I decided to built the editor this way to avoid dependencies with Eclipse plugins adding unnecessary interfaces and complexities in a Rich Client Platform and because i wanted to understand the internals of the editor for manageable improvements of upcoming releases.
Until now i integrated a parser for R based on ANTLR, implemented error marking, code folding, a first simple version of “Quick Fixes” and an outline view for the R scripts.
This screenshot demonstrates:
Here a screenshot with error marking and a “Quick Fix”:
Beside other improvements coming from Eclipse (e.g. split editor capabilities) for the next release of Bio7 i hope that this new functionality will ease the development of R scripts inside of Bio7.
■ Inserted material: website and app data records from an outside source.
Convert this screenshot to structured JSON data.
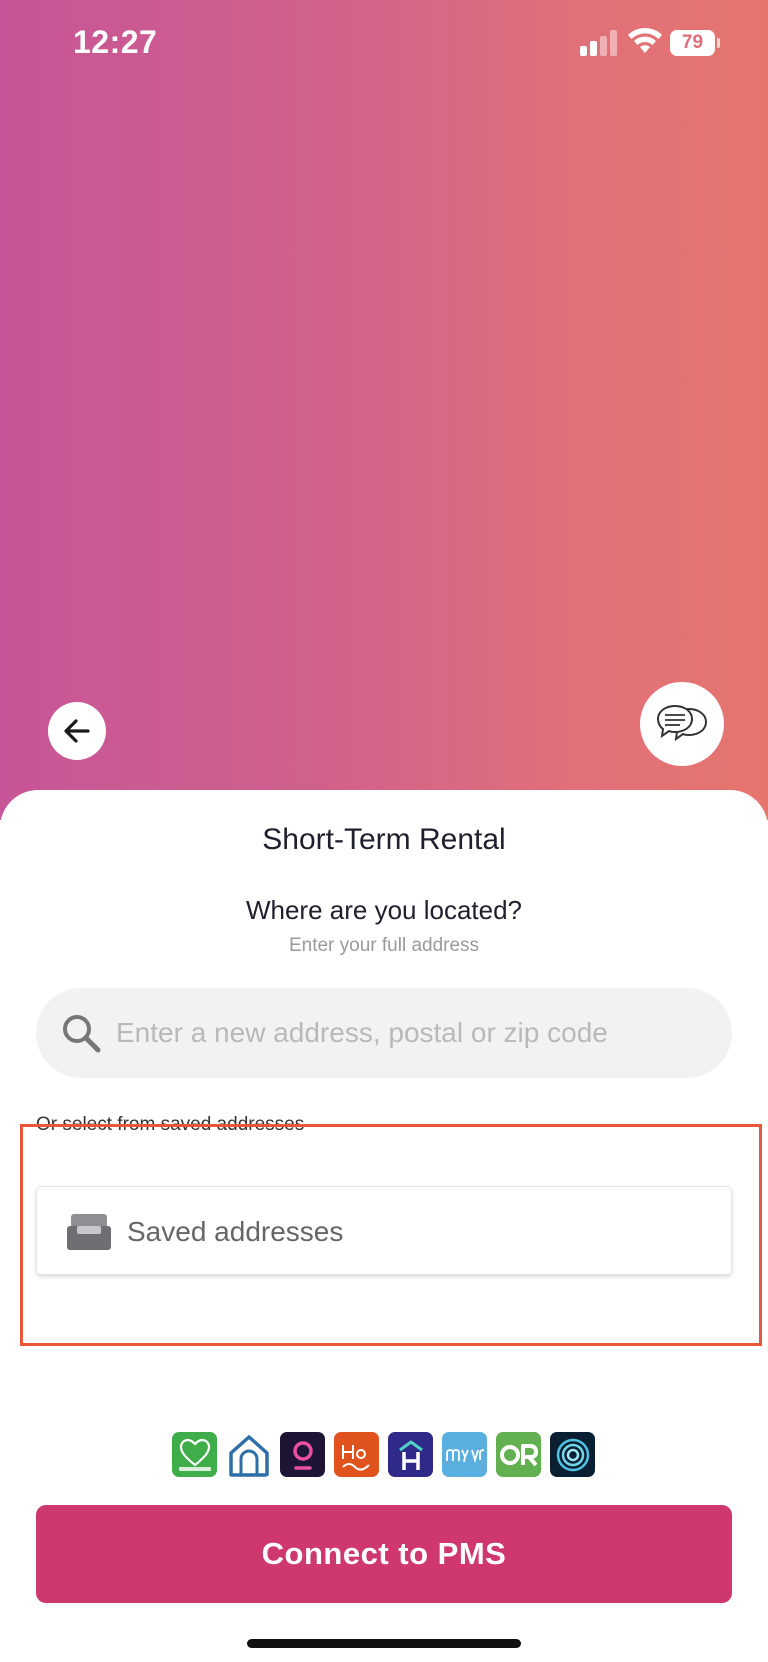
{
  "status_bar": {
    "time": "12:27",
    "battery_level": "79",
    "icons": [
      "signal-icon",
      "wifi-icon",
      "battery-icon"
    ]
  },
  "header": {
    "back_icon": "arrow-left-icon",
    "chat_icon": "chat-bubbles-icon"
  },
  "sheet": {
    "title": "Short-Term Rental",
    "question": "Where are you located?",
    "hint": "Enter your full address",
    "search": {
      "placeholder": "Enter a new address, postal or zip code",
      "value": ""
    },
    "saved_caption": "Or select from saved addresses",
    "saved_dropdown_label": "Saved addresses",
    "pms_logos": [
      {
        "name": "FantasticStay",
        "color": "#3fae4a"
      },
      {
        "name": "house-outline",
        "color": "#2d6fa8"
      },
      {
        "name": "pin-logo",
        "color": "#1e1433"
      },
      {
        "name": "Hostaway",
        "color": "#e0531f"
      },
      {
        "name": "H-logo",
        "color": "#2f2a8a"
      },
      {
        "name": "my-vr",
        "color": "#5aaee0"
      },
      {
        "name": "OR",
        "color": "#62b04f"
      },
      {
        "name": "circle-logo",
        "color": "#0b1f33"
      }
    ],
    "connect_button_label": "Connect to PMS"
  },
  "colors": {
    "gradient_start": "#c75597",
    "gradient_end": "#e6756e",
    "primary_button": "#cf386e",
    "highlight": "#e8573a"
  }
}
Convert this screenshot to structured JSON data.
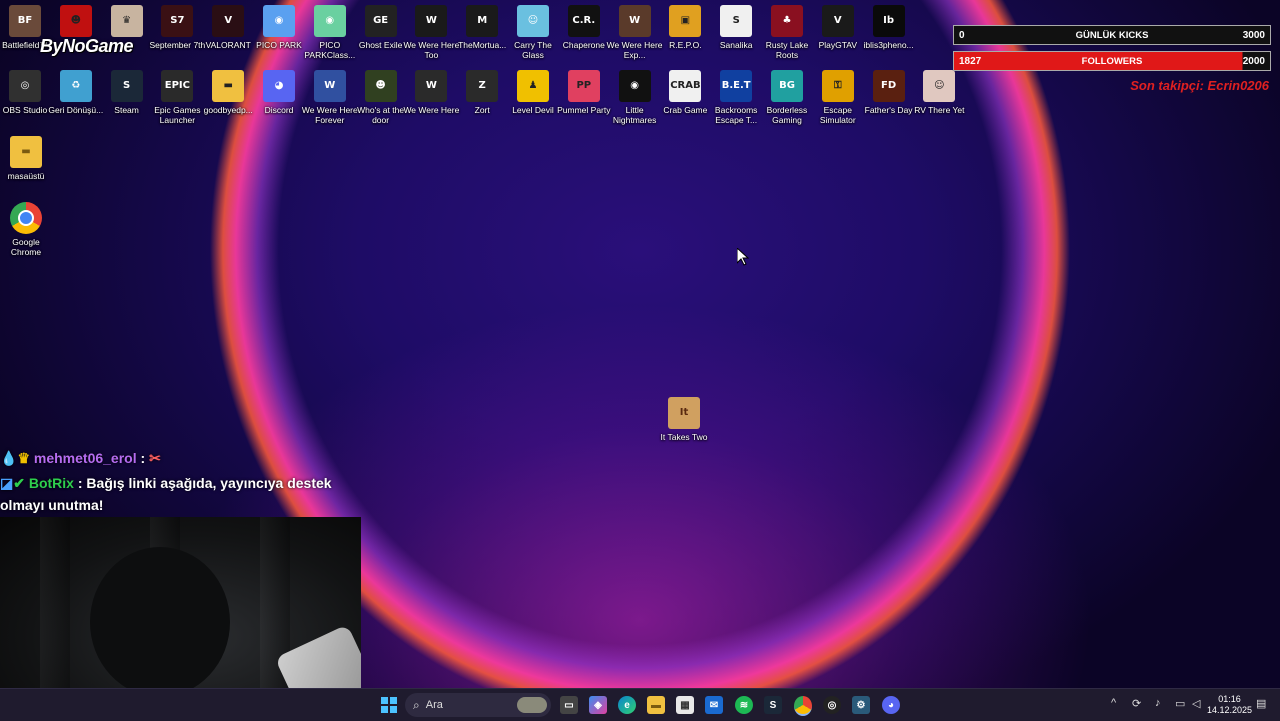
{
  "desktop": {
    "icons_row1": [
      {
        "label": "Battlefield™",
        "color": "#6a4a3a",
        "glyph": "BF"
      },
      {
        "label": "",
        "color": "#c01010",
        "glyph": "☻"
      },
      {
        "label": "",
        "color": "#c8b4a0",
        "glyph": "♛"
      },
      {
        "label": "September 7th",
        "color": "#3a1014",
        "glyph": "S7"
      },
      {
        "label": "VALORANT",
        "color": "#2a0e14",
        "glyph": "V"
      },
      {
        "label": "PICO PARK",
        "color": "#5aa0f0",
        "glyph": "◉"
      },
      {
        "label": "PICO PARKClass...",
        "color": "#6ad0a0",
        "glyph": "◉"
      },
      {
        "label": "Ghost Exile",
        "color": "#222",
        "glyph": "GE"
      },
      {
        "label": "We Were Here Too",
        "color": "#1a1a1a",
        "glyph": "W"
      },
      {
        "label": "TheMortua...",
        "color": "#1a1a1a",
        "glyph": "M"
      },
      {
        "label": "Carry The Glass",
        "color": "#6ac0e0",
        "glyph": "☺"
      },
      {
        "label": "Chaperone",
        "color": "#111",
        "glyph": "C.R."
      },
      {
        "label": "We Were Here Exp...",
        "color": "#5a3a2a",
        "glyph": "W"
      },
      {
        "label": "R.E.P.O.",
        "color": "#e0a020",
        "glyph": "▣"
      },
      {
        "label": "Sanalika",
        "color": "#f0f0f0",
        "glyph": "S"
      },
      {
        "label": "Rusty Lake Roots",
        "color": "#8a1020",
        "glyph": "♣"
      },
      {
        "label": "PlayGTAV",
        "color": "#1a1a1a",
        "glyph": "V"
      },
      {
        "label": "iblis3pheno...",
        "color": "#0a0a0a",
        "glyph": "Ib"
      }
    ],
    "icons_row2": [
      {
        "label": "OBS Studio",
        "color": "#303030",
        "glyph": "◎"
      },
      {
        "label": "Geri Dönüşü...",
        "color": "#40a0d0",
        "glyph": "♻"
      },
      {
        "label": "Steam",
        "color": "#1b2838",
        "glyph": "S"
      },
      {
        "label": "Epic Games Launcher",
        "color": "#2a2a2a",
        "glyph": "EPIC"
      },
      {
        "label": "goodbyedp...",
        "color": "#f0c040",
        "glyph": "▬"
      },
      {
        "label": "Discord",
        "color": "#5865f2",
        "glyph": "◕"
      },
      {
        "label": "We Were Here Forever",
        "color": "#3050a0",
        "glyph": "W"
      },
      {
        "label": "Who's at the door",
        "color": "#304020",
        "glyph": "☻"
      },
      {
        "label": "We Were Here",
        "color": "#2a2a2a",
        "glyph": "W"
      },
      {
        "label": "Zort",
        "color": "#2a2a2a",
        "glyph": "Z"
      },
      {
        "label": "Level Devil",
        "color": "#f0c000",
        "glyph": "♟"
      },
      {
        "label": "Pummel Party",
        "color": "#e04060",
        "glyph": "PP"
      },
      {
        "label": "Little Nightmares",
        "color": "#111",
        "glyph": "◉"
      },
      {
        "label": "Crab Game",
        "color": "#f0f0f0",
        "glyph": "CRAB"
      },
      {
        "label": "Backrooms Escape T...",
        "color": "#1040a0",
        "glyph": "B.E.T"
      },
      {
        "label": "Borderless Gaming",
        "color": "#20a0a0",
        "glyph": "BG"
      },
      {
        "label": "Escape Simulator",
        "color": "#e0a000",
        "glyph": "⚿"
      },
      {
        "label": "Father's Day",
        "color": "#5a2010",
        "glyph": "FD"
      },
      {
        "label": "RV There Yet",
        "color": "#e0c8c0",
        "glyph": "☺"
      }
    ],
    "col_icons": [
      {
        "label": "masaüstü",
        "color": "#f0c040",
        "glyph": "▬"
      },
      {
        "label": "Google Chrome",
        "color": "#ffffff",
        "glyph": "◉"
      }
    ],
    "center_icon": {
      "label": "It Takes Two",
      "color": "#d0a060",
      "glyph": "It"
    }
  },
  "overlay": {
    "logo": "ByNoGame",
    "kicks": {
      "left": "0",
      "title": "GÜNLÜK KICKS",
      "right": "3000"
    },
    "followers": {
      "left": "1827",
      "title": "FOLLOWERS",
      "right": "2000",
      "fill": 0.9135
    },
    "last_follower": "Son takipçi: Ecrin0206"
  },
  "chat": {
    "msg1_user": "mehmet06_erol",
    "msg1_sep": ":",
    "msg1_text": "✂",
    "msg2_user": "BotRix",
    "msg2_text": ": Bağış linki aşağıda, yayıncıya destek",
    "msg2_cont": "olmayı unutma!"
  },
  "taskbar": {
    "search_placeholder": "Ara",
    "time": "01:16",
    "date": "14.12.2025"
  }
}
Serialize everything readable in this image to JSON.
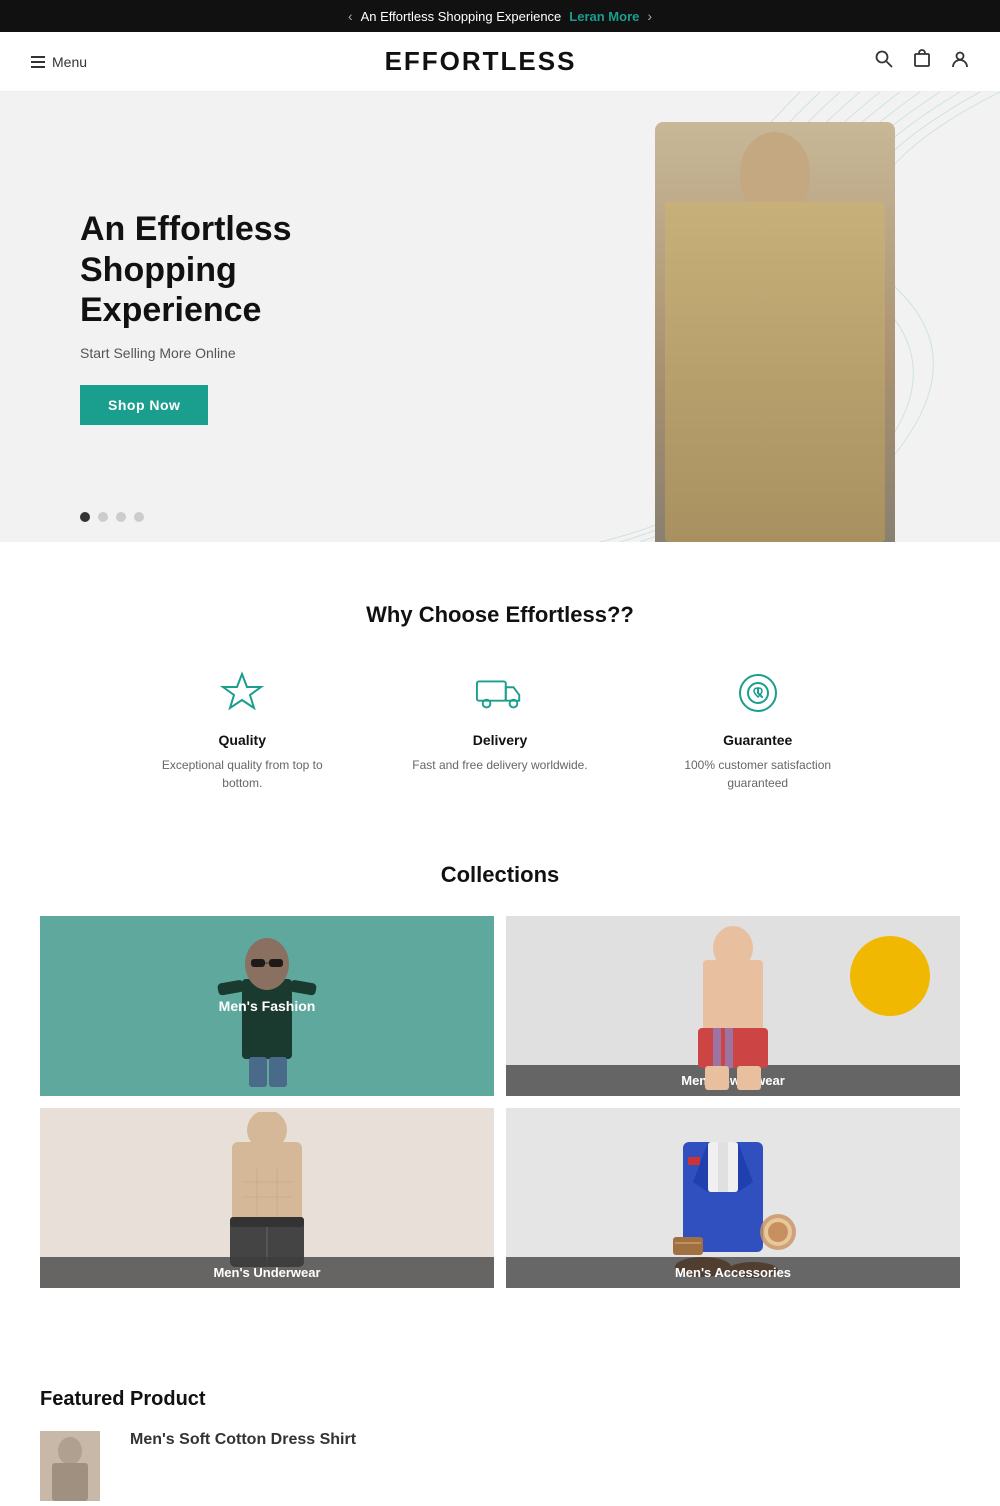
{
  "topBar": {
    "message": "An Effortless Shopping Experience",
    "learnMore": "Leran More",
    "prevIcon": "‹",
    "nextIcon": "›"
  },
  "header": {
    "menuLabel": "Menu",
    "logo": "EFFORTLESS",
    "searchIcon": "search",
    "cartIcon": "cart",
    "userIcon": "user"
  },
  "hero": {
    "headline": "An Effortless Shopping Experience",
    "subtext": "Start Selling More Online",
    "cta": "Shop Now",
    "dots": [
      true,
      false,
      false,
      false
    ]
  },
  "whyChoose": {
    "title": "Why Choose Effortless??",
    "features": [
      {
        "icon": "star",
        "title": "Quality",
        "description": "Exceptional quality from top to bottom."
      },
      {
        "icon": "delivery",
        "title": "Delivery",
        "description": "Fast and free delivery worldwide."
      },
      {
        "icon": "guarantee",
        "title": "Guarantee",
        "description": "100% customer satisfaction guaranteed"
      }
    ]
  },
  "collections": {
    "title": "Collections",
    "items": [
      {
        "label": "Men's Fashion",
        "type": "mens-fashion"
      },
      {
        "label": "Men's Swimwear",
        "type": "mens-swimwear"
      },
      {
        "label": "Men's Underwear",
        "type": "mens-underwear"
      },
      {
        "label": "Men's Accessories",
        "type": "mens-accessories"
      }
    ]
  },
  "featuredProduct": {
    "title": "Featured Product",
    "productName": "Men's Soft Cotton Dress Shirt"
  }
}
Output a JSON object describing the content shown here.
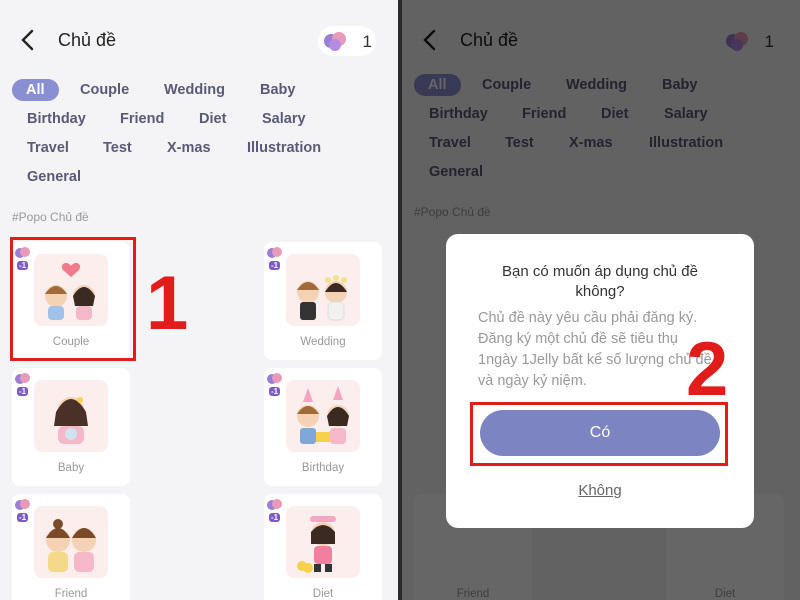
{
  "header": {
    "title": "Chủ đề",
    "jelly_count": "1"
  },
  "tags": [
    "All",
    "Couple",
    "Wedding",
    "Baby",
    "Birthday",
    "Friend",
    "Diet",
    "Salary",
    "Travel",
    "Test",
    "X-mas",
    "Illustration",
    "General"
  ],
  "section_title": "#Popo Chủ đề",
  "cards": [
    {
      "label": "Couple",
      "cost": "-1"
    },
    {
      "label": "Wedding",
      "cost": "-1"
    },
    {
      "label": "Baby",
      "cost": "-1"
    },
    {
      "label": "Birthday",
      "cost": "-1"
    },
    {
      "label": "Friend",
      "cost": "-1"
    },
    {
      "label": "Diet",
      "cost": "-1"
    }
  ],
  "annotations": {
    "step1": "1",
    "step2": "2"
  },
  "dialog": {
    "title": "Bạn có muốn áp dụng chủ đề không?",
    "body": "Chủ đề này yêu cầu phải đăng ký. Đăng ký một chủ đề sẽ tiêu thụ 1ngày 1Jelly bất kể số lượng chủ đề và ngày kỷ niệm.",
    "yes_label": "Có",
    "no_label": "Không"
  },
  "colors": {
    "accent": "#8a8fd4",
    "button": "#7c84c2",
    "highlight": "#e21b1b"
  }
}
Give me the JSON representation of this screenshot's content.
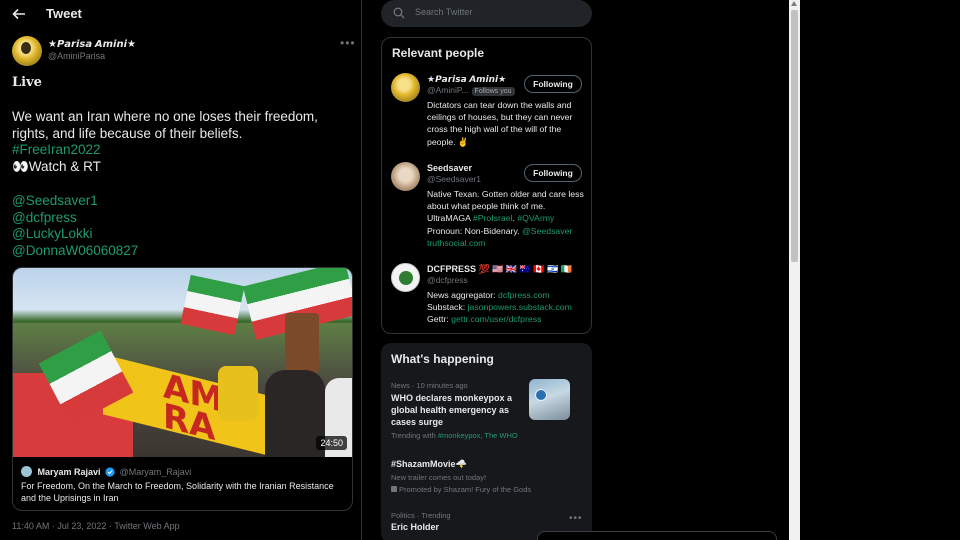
{
  "header": {
    "title": "Tweet"
  },
  "tweet": {
    "author_name": "★𝙋𝙖𝙧𝙞𝙨𝙖 𝘼𝙢𝙞𝙣𝙞★",
    "author_handle": "@AminiParisa",
    "more": "•••",
    "live": "𝐋𝐢𝐯𝐞",
    "line1": "We want an Iran where no one loses their freedom,",
    "line2": "rights, and life because of their beliefs.",
    "hashtag": "#FreeIran2022",
    "watch": "👀Watch & RT",
    "mentions": [
      "@Seedsaver1",
      "@dcfpress",
      "@LuckyLokki",
      "@DonnaW06060827"
    ],
    "video_duration": "24:50",
    "quote_name": "Maryam Rajavi",
    "quote_handle": "@Maryam_Rajavi",
    "quote_text": "For Freedom, On the March to Freedom, Solidarity with the Iranian Resistance and the Uprisings in Iran",
    "meta": "11:40 AM · Jul 23, 2022 · Twitter Web App"
  },
  "search": {
    "placeholder": "Search Twitter"
  },
  "relevant_people": {
    "title": "Relevant people",
    "people": [
      {
        "name": "★𝙋𝙖𝙧𝙞𝙨𝙖 𝘼𝙢𝙞𝙣𝙞★",
        "handle": "@AminiP...",
        "badge": "Follows you",
        "button": "Following",
        "bio": "Dictators can tear down the walls and ceilings of houses, but they can never cross the high wall of the will of the people. ✌️"
      },
      {
        "name": "Seedsaver",
        "handle": "@Seedsaver1",
        "button": "Following",
        "bio_plain1": "Native Texan. Gotten older and care less about what people think of me. UltraMAGA ",
        "bio_tag1": "#ProIsrael",
        "bio_plain2": ". ",
        "bio_tag2": "#QVArmy",
        "bio_plain3": " Pronoun: Non-Bidenary. ",
        "bio_tag3": "@Seedsaver",
        "bio_tag4": "truthsocial.com"
      },
      {
        "name": "DCFPRESS 💯 🇺🇸 🇬🇧 🇦🇺 🇨🇦 🇮🇱 🇮🇪",
        "handle": "@dcfpress",
        "bio_l1": "News aggregator: ",
        "bio_link1": "dcfpress.com",
        "bio_l2": "Substack: ",
        "bio_link2": "jasonpowers.substack.com",
        "bio_l3": "Gettr: ",
        "bio_link3": "gettr.com/user/dcfpress"
      }
    ]
  },
  "whats_happening": {
    "title": "What's happening",
    "trends": [
      {
        "meta": "News · 10 minutes ago",
        "title": "WHO declares monkeypox a global health emergency as cases surge",
        "sub_prefix": "Trending with ",
        "sub_links": "#monkeypox, The WHO"
      },
      {
        "title": "#ShazamMovie🌩️",
        "sub": "New trailer comes out today!",
        "promo": "Promoted by Shazam! Fury of the Gods"
      },
      {
        "meta": "Politics · Trending",
        "title": "Eric Holder",
        "more": "•••"
      }
    ]
  },
  "colors": {
    "accent": "#1d9b6f",
    "background": "#000000",
    "muted": "#71767b",
    "border": "#2f3336"
  }
}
The JavaFX team recently announced the availability of a OpenSource Scene Builder API (“JavaFX Scene Builder Kit”) to integrate the Scene Builder in a custom application (e.g. in an RCP application).
Reading this blog entry about a Netbeans integration i was tempted to integrate the SceneBuilder in my application, too.
So i started to create a perspective with different views for the Scene Builder components which are exposed by the API. Below you can see the first result using a MultiPageEditor to display the JavaFX canvas and the FXML source.
I have to resolve some bugs in the implementation and the API is quite new so maybe some thing will be changed. However an integrated GUI builder shipped with Bio7 would be a great win to create custom views inside of one application.